      • Results in herniation of mucosa through a weak area in the posterior wall of the hypopharynx in Killian’s triangle.
  • Body
  • Midthoracic – Parabronchial
    • Usually a traction diverticulum.
    • May be congenital.
    • In some instances it may be associated with esophageal motility disorder, such as Diffuse esophageal spasm and achalasia.
    • Rarely may occur in the setting of esophageal strticture.
  • Epiphrenic
    • Usually a pulsion diverticulum of the distal 10cm of the esophagus.
  • Esophageal Intramural Diverticula (pseudodiverticulosis)
    • Very rare condition.
    • Numerous small outpouchings form in the wall of the esophagus.
    • May range in number from just a few to hundreds of pseudodiverticula.
    • The disease can have segmental distribution or diffusely involve the esophagus.


  • Barrett’s esophagus is defined by replacement of the normal esophageal squamous mucosa with columnar intestinal metaplasia of the distal esophagus, and carries a 50-100-fold increased risk of esophageal adenocarcinoma compared with the general population.
  • Risk factors for Barrett’s include:
    • Male sex,
    • Smoking history
    • Obesity
    • Caucasian ethnicity
    • Age > 50
    • >5 year history of reflux symptoms.
  • For Barrett’s with either no dysplasia or low-grade dysplasia a fundoplication may be considered. Fundoplication is safe, effective, and can be performed with lasting results using minimally invasive techniques.
  • Medical or surgical antireflux therapy may improve and ameliorate symptoms, but no randomized trials have proven that they reduce the risk of developing esophageal adenocarcinoma.
  • Random sampling of esophageal tissue for dysplasia remains a clinical standard for Barrett’s.
  • No studies have established that endoscopic screening/surveillance programs decrease the rates of death from cancer.
  • Patients with Barrett’s esophagus and high-grade dysplasia, who are fit, should undergo esophagectomy, to help prevent the risk of developing esophageal carcinoma.

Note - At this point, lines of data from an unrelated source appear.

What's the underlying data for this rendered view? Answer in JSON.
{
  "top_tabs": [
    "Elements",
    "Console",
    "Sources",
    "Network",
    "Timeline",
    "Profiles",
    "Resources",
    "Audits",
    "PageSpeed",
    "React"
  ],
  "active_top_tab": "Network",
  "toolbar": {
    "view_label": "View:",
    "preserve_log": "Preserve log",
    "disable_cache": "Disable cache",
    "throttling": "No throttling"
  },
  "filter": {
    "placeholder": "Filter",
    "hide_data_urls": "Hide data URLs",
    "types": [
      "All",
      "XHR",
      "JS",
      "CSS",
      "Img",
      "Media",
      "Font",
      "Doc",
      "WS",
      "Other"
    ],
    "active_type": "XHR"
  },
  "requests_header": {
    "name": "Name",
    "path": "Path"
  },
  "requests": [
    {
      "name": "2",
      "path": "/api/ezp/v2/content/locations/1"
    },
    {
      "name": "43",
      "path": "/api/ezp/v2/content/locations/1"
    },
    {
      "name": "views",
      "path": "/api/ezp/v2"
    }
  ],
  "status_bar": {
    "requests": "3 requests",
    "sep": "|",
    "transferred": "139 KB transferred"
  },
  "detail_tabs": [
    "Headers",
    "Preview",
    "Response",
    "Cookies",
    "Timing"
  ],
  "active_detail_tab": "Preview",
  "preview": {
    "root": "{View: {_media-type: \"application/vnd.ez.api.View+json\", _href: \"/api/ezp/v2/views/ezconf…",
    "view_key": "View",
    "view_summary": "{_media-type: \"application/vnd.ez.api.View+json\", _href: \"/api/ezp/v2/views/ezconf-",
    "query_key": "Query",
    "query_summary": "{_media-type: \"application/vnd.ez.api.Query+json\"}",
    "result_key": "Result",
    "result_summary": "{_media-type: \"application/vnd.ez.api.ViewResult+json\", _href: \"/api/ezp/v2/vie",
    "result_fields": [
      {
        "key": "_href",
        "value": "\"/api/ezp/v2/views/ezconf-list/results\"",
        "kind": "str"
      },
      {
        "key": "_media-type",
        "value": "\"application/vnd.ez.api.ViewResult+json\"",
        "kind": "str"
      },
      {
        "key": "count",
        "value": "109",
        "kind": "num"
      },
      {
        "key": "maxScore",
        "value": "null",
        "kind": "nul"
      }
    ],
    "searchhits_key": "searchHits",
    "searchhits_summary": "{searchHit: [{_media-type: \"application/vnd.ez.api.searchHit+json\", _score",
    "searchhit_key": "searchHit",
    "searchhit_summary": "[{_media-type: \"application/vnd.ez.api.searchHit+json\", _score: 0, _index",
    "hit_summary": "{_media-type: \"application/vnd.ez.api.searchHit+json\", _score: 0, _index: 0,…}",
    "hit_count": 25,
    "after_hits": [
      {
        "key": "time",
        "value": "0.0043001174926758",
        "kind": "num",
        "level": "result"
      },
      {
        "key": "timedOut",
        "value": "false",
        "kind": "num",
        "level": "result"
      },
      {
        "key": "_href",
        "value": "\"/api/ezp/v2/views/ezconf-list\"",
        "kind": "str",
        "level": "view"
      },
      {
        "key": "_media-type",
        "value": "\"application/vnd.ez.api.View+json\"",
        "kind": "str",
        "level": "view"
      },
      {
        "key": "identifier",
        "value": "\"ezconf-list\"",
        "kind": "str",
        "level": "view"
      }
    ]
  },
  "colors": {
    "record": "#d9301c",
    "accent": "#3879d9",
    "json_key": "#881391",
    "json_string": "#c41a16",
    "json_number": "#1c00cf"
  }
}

  • Endoscopic ablative approaches may represent a reasonable therapeutic alternative for patients that are in poor health, too old or those who refuse esophagectomy.